14 am Beijing time, the U.S. Federal
Reserve Board announced the implementation of a third round of quantitative
easing (Quantitative Easing QE3), attracted worldwide attention. For a time,
many public opinion or analysis immediately seize “QE3” give
“steel industry Interpretation”, it seems introduction of “QE3”,
the current steel prices in China is expected to rise or rebound. This is a bit
Domestic steel market doldrums for nearly a
year, a Federal Reserve’s “QE3” can activate it? Even if we are dragged
too tired, too helpless by steel industry, we should not directly and tightly
associate the aim of lowing America’s long-term interest, family cost, corporate
financing cost and the ‘QES’ designed to ease labor market’s pressure with current reliance on
domestic consumption of China Steel industry, do not have to exaggerate
the effect on steel prices in China.
We say that the main reason for China steel
gridlock is because of domestic and international economic growth has slowed
down lead to steel consumption significantly reduced, the steel industry in the
long-term development of structural contradictions accumulated highlights, steel
industry long-term downturn resulting in a serious shortage of market
confidence. The relationship between characteristics and contradictions of
China Steel industry and the Federal Reserve’s “QE3” is relatively
“distant” and “indirect”.
From the view of the global economic
integration, the U.S. QE3 “printing money” or will enable China facing
inflation risk. U.S. launching QE3 would necessarily lead to commodity prices rise.
Since China is a major importer of commodities, rising commodity prices certainly
will lead to rising prices in China. In fact, after the release of “QE3”,
the most important and the most direct impact is the U.S. stock market,
commodity markets and precious metals market. However, it is hard to say what
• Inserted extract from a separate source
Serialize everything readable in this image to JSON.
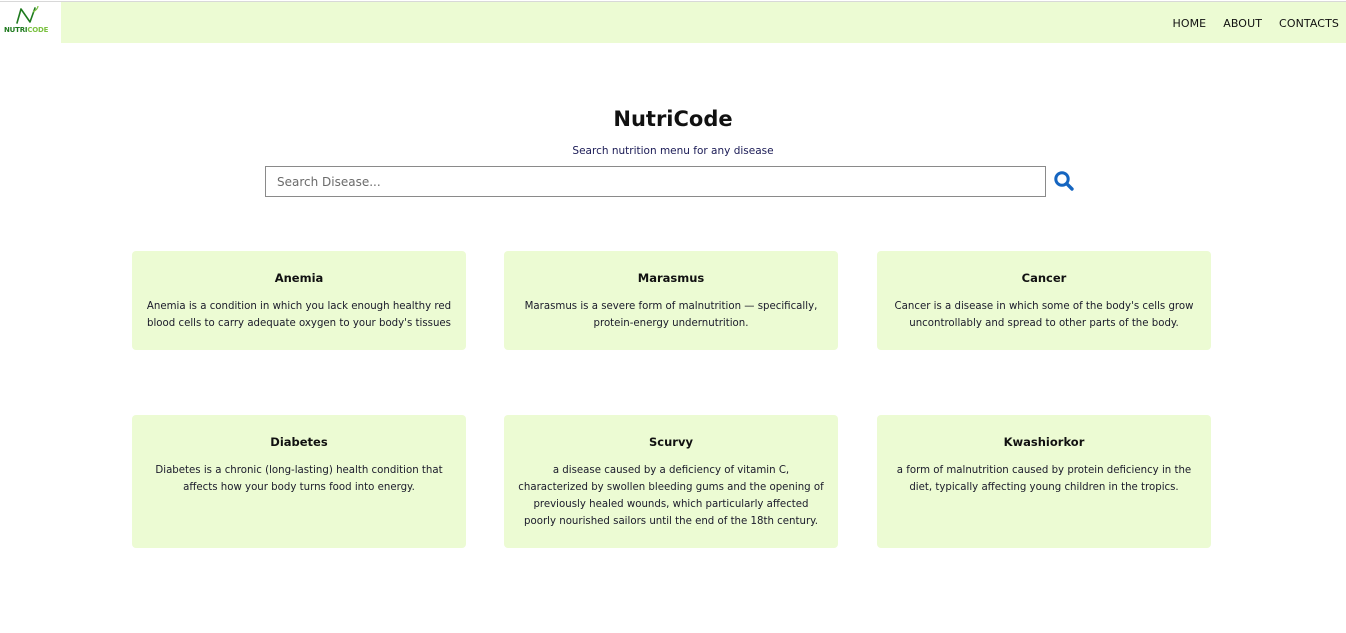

kind of assistance QE3 can offer for the real economy, the role will be both
positive and negative, consolidated result may be negative.
Furthermore, the United States launched the
“QE3” certainly has a negative impact on the lives of the Chinese
people. Since China is a major importer of commodities, rising commodity prices
certainly will lead to rising prices in China. In 2011, China’s crude oil
imports close to 200 billion U.S. dollars, if crude oil prices rose 10% in the
next six months, then it means that China at least to spend about $ 10 billion
of financial resources to import crude oil. China’s retail gasoline prices are
now back to “8” era, if jumped 10% again may want to enter
“9” era. Then the new round of price increase is inevitable.